At the start of yesterday morning’s race local girl Julia Bailey was a woman on a mission. She and her crew, husband Graham and David Heritage, took possession of the committee boat end and then immediately tacked off to the right. The majority preferred to head left looking for the wind bend on the north shore but Julia was on the money and rounded well clear at the windward mark.
Bailey looked supremely confident for the next three legs happily holding off all challengers to lead at the final leeward mark from Selko and Pay. Poul-Richard Hoj-Jensen of Denmark had sailed a blinding last run to move up from the cheap seats into fourth with Williams fifth, Nicholson sixth, Gray seventh and Hendriksen eighth.
The final beat was to be a real cliff hanger as Bailey and Selko split tacks. It was clear that Selko was gaining ground but as they approached the line it was neck and neck and the two boats crossed so close together that even the competitors didn’t know which had one. Only the sharp eyes of the Royal Yacht Squadron’s man on the line were able to confirm that Selko had taken the race by a hair’s breadth from Bailey. Hoj-Jensen sailed his best race of the regatta so far to take third with Pay fourth, Lofstedt fifth, Ezhkov sixth, Nicholson seventh and Williams eighth. Gray and Hendriksen rounded out the top ten.
After a short delay as the wind settled and PRO John Grandy and his team re-laid their course along the Bramble Bank race six, the penultimate race in the series, was away. This time Maksim Semerkanov of Russia came out of the first beat in the lead with Williams, Rob Campbell of Britain, Bandolowski, Lofstedt, Peter Warrer, also of Denmark, and Cowes Fleet Captain Gavia Wilkinson-Cox in pursuit. Frank Berg, Antonio Correia and Oleg Khopersky completed the top ten after the first beat.
From here on in Semerkanov was never seriously challenged and Williams comfortably held second. Lofstedt moved into third place on the first run and was followed into the leeward mark by Bandolowski, Berg and Correia with Wilkinson-Cox still seventh and Campbell eighth.

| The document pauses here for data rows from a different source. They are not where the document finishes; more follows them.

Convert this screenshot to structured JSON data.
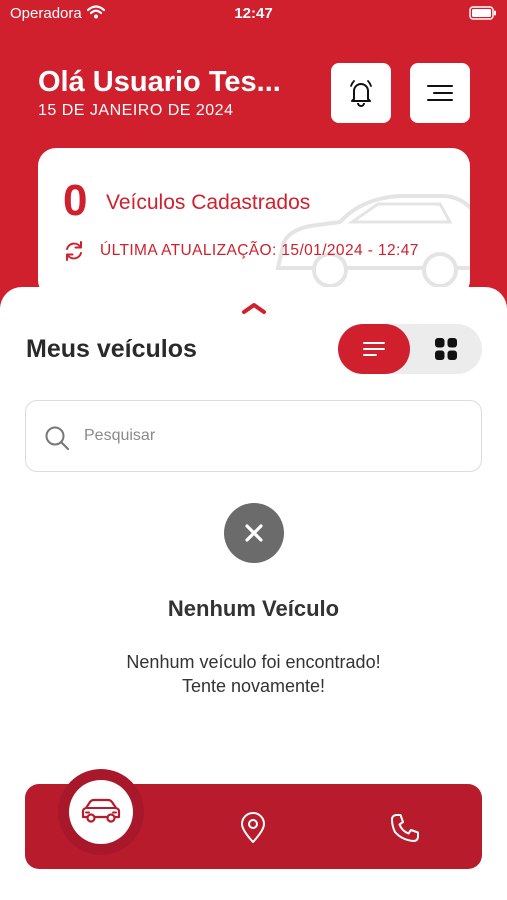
{
  "status_bar": {
    "carrier": "Operadora",
    "time": "12:47"
  },
  "header": {
    "greeting": "Olá Usuario Tes...",
    "date": "15 DE JANEIRO DE 2024",
    "bell_icon": "bell-icon",
    "menu_icon": "hamburger-menu-icon"
  },
  "summary": {
    "count": "0",
    "count_label": "Veículos Cadastrados",
    "last_update": "ÚLTIMA ATUALIZAÇÃO: 15/01/2024 - 12:47"
  },
  "vehicles": {
    "title": "Meus veículos",
    "view_modes": [
      "list",
      "grid"
    ],
    "selected_view": "list",
    "search": {
      "placeholder": "Pesquisar",
      "value": ""
    }
  },
  "empty_state": {
    "title": "Nenhum Veículo",
    "message": "Nenhum veículo foi encontrado! Tente novamente!"
  },
  "bottom_nav": {
    "items": [
      "car-icon",
      "location-pin-icon",
      "phone-icon"
    ],
    "active": "car-icon"
  },
  "colors": {
    "primary": "#d0202e",
    "nav": "#b81c2c",
    "empty_icon": "#6b6b6b"
  }
}
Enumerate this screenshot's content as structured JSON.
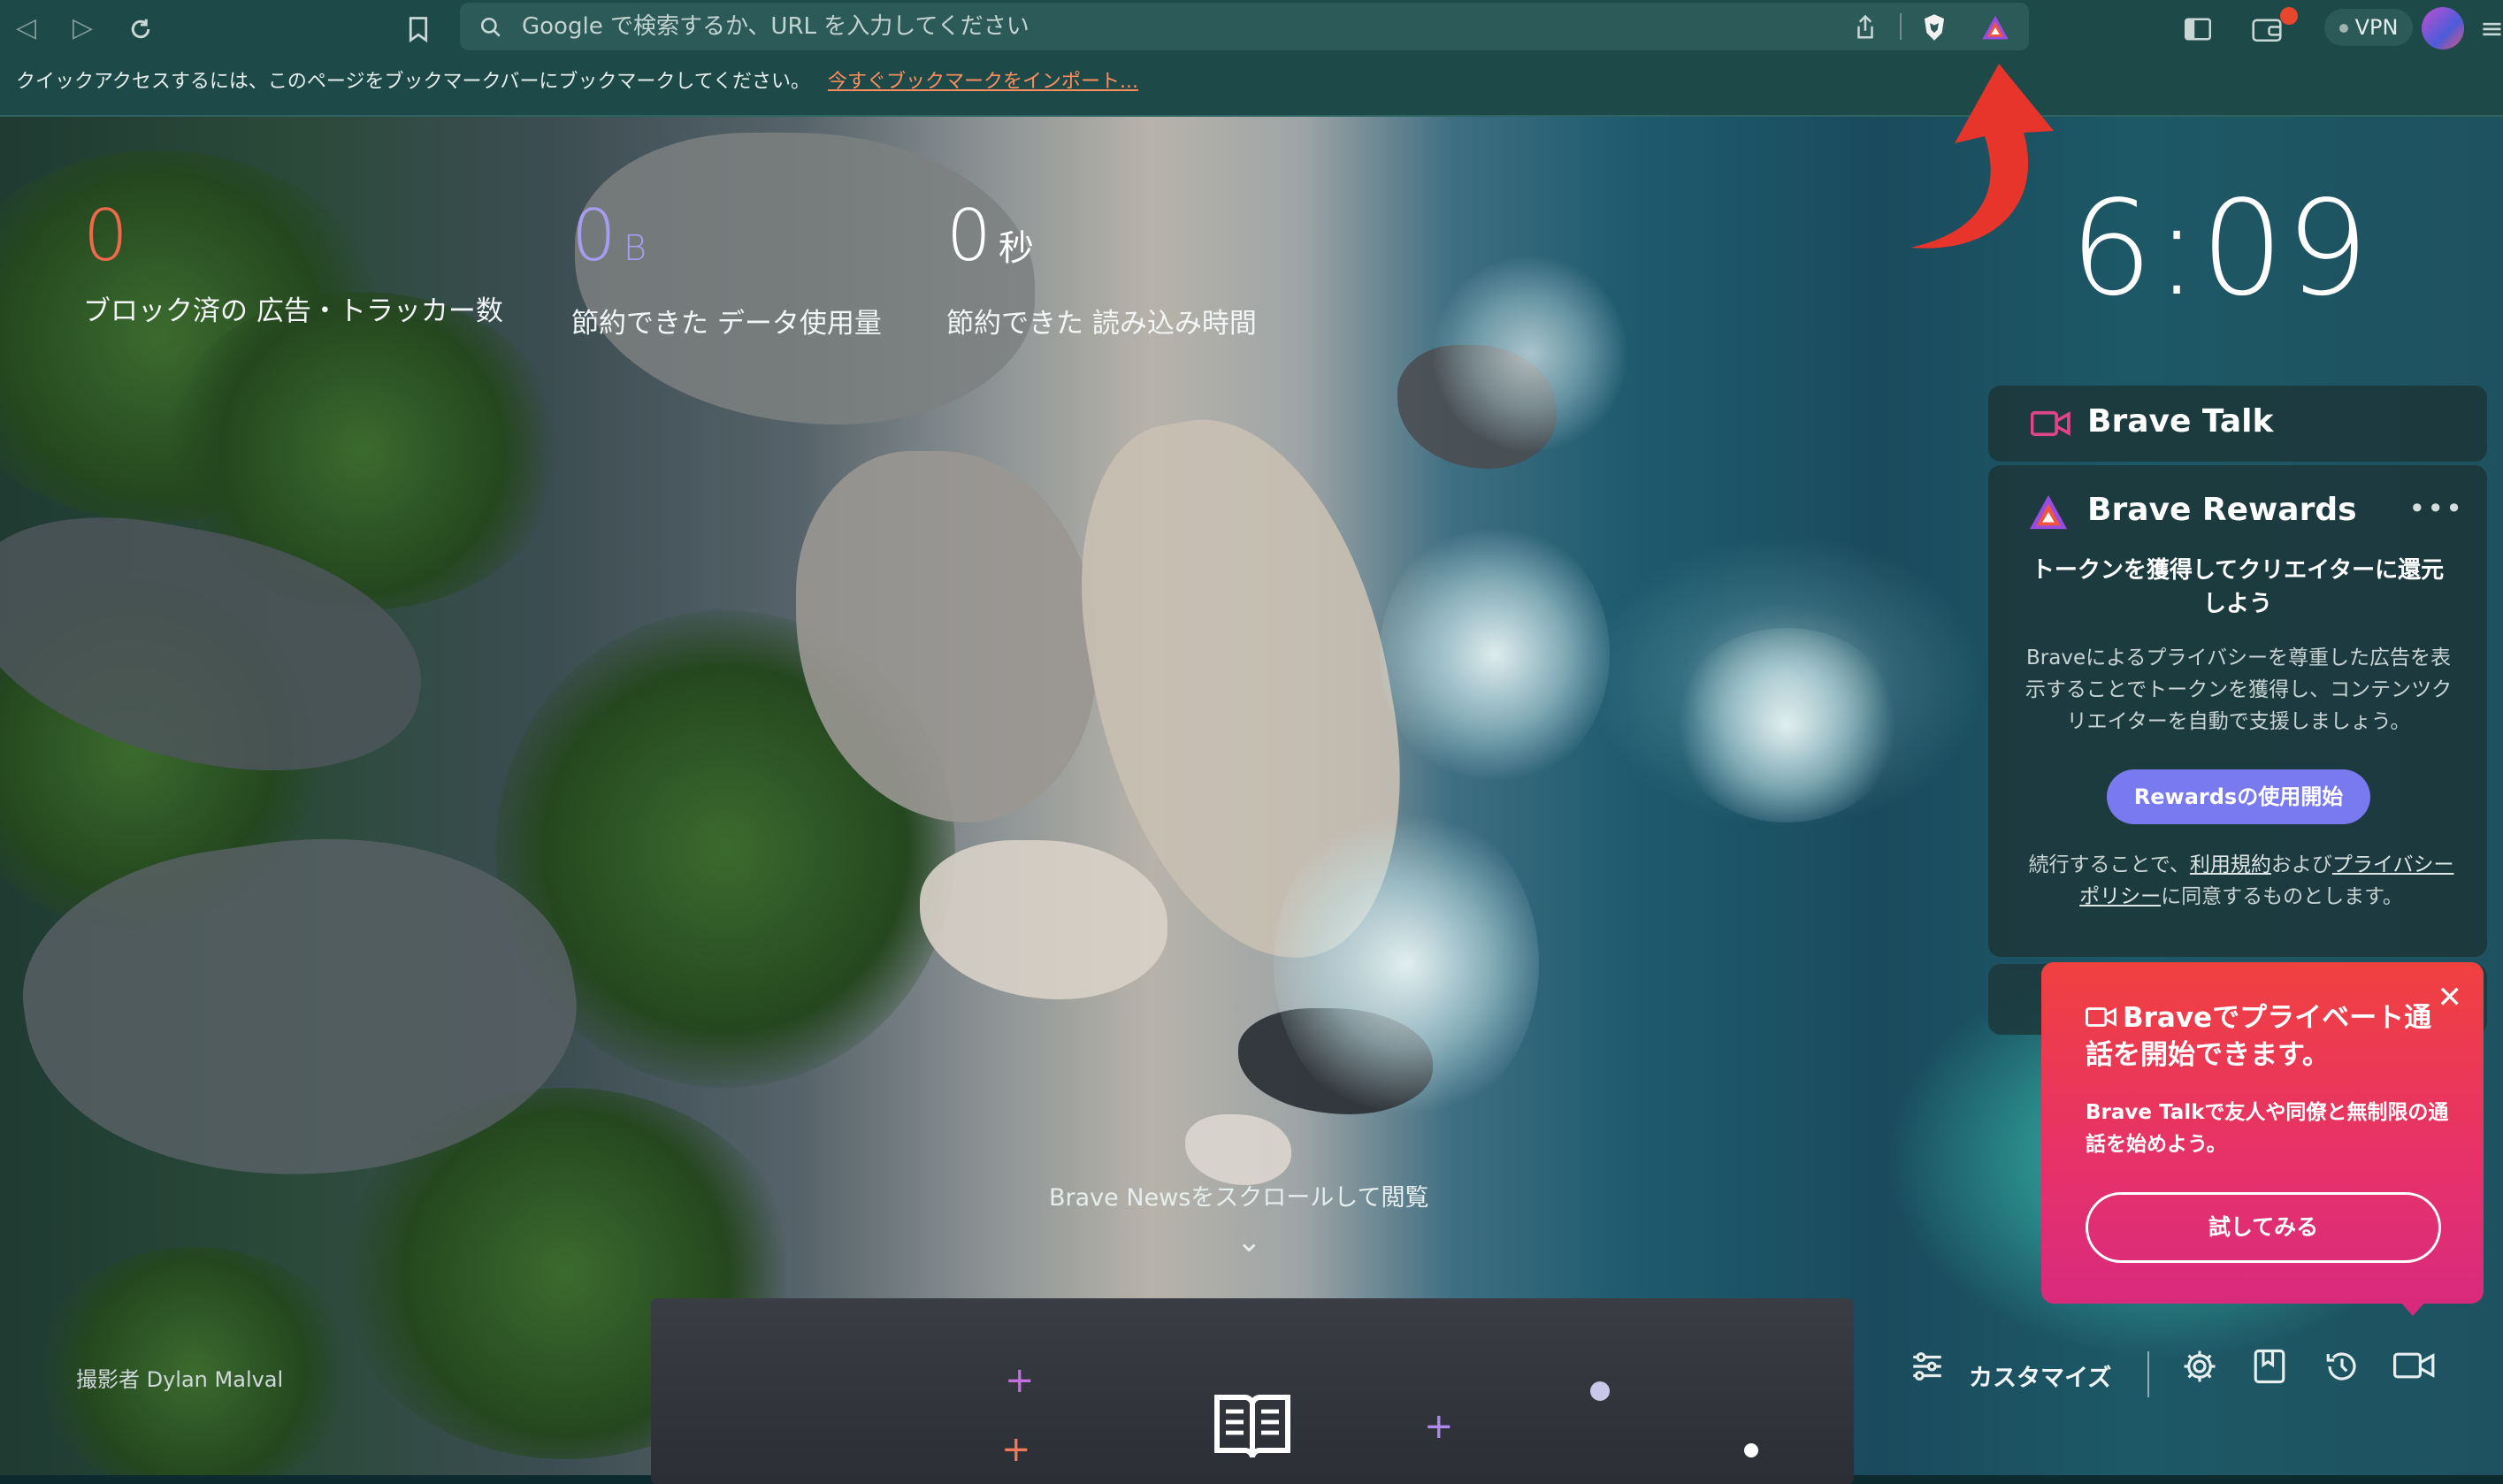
{
  "toolbar": {
    "search_placeholder": "Google で検索するか、URL を入力してください",
    "vpn_label": "VPN"
  },
  "bookmark_bar": {
    "message": "クイックアクセスするには、このページをブックマークバーにブックマークしてください。",
    "import_link": "今すぐブックマークをインポート..."
  },
  "stats": [
    {
      "value": "0",
      "unit": "",
      "label": "ブロック済の 広告・トラッカー数",
      "color": "#ef6a4a"
    },
    {
      "value": "0",
      "unit": "B",
      "label": "節約できた データ使用量",
      "color": "#a79cf0"
    },
    {
      "value": "0",
      "unit": "秒",
      "label": "節約できた 読み込み時間",
      "color": "#ffffff"
    }
  ],
  "clock": "6:09",
  "brave_talk_card": {
    "title": "Brave Talk"
  },
  "rewards_card": {
    "title": "Brave Rewards",
    "heading": "トークンを獲得してクリエイターに還元しよう",
    "body": "Braveによるプライバシーを尊重した広告を表示することでトークンを獲得し、コンテンツクリエイターを自動で支援しましょう。",
    "button": "Rewardsの使用開始",
    "legal_prefix": "続行することで、",
    "terms_link": "利用規約",
    "legal_and": "および",
    "privacy_link": "プライバシーポリシー",
    "legal_suffix": "に同意するものとします。"
  },
  "talk_popup": {
    "title": "Braveでプライベート通話を開始できます。",
    "body": "Brave Talkで友人や同僚と無制限の通話を始めよう。",
    "button": "試してみる"
  },
  "news_hint": "Brave Newsをスクロールして閲覧",
  "photo_credit": "撮影者 Dylan Malval",
  "customize_label": "カスタマイズ",
  "colors": {
    "toolbar_bg": "#1d4a48",
    "accent_rewards": "#7a7af0",
    "popup_gradient_start": "#f0413f",
    "popup_gradient_end": "#d92b7e",
    "arrow_red": "#e8352b"
  },
  "icons": [
    "back-icon",
    "forward-icon",
    "reload-icon",
    "bookmark-icon",
    "search-icon",
    "share-icon",
    "brave-shields-icon",
    "brave-rewards-icon",
    "sidebar-icon",
    "wallet-icon",
    "menu-icon",
    "video-camera-icon",
    "settings-icon",
    "bookmarks-icon",
    "history-icon",
    "news-book-icon",
    "close-icon",
    "chevron-down-icon",
    "customize-sliders-icon"
  ]
}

On the second beat the top four began to stretch away as Correia moved up into fifth and Wilkinson-Cox took sixth. Berg was now seventh just ahead of Simon Brien from Ireland. On the final run Campbell and Berg swapped places but everyone else held steady. At the line after the final beat it was Semerkanov, Williams, Lofstedt, Bandoloswki and Correia with Cambell and Wilkinson-Cox swapping places in the closing moments to finish sixth and seventh respectively. Berg took eighth with Brian ninth and fellow Irishman Neil Hegarty tenth.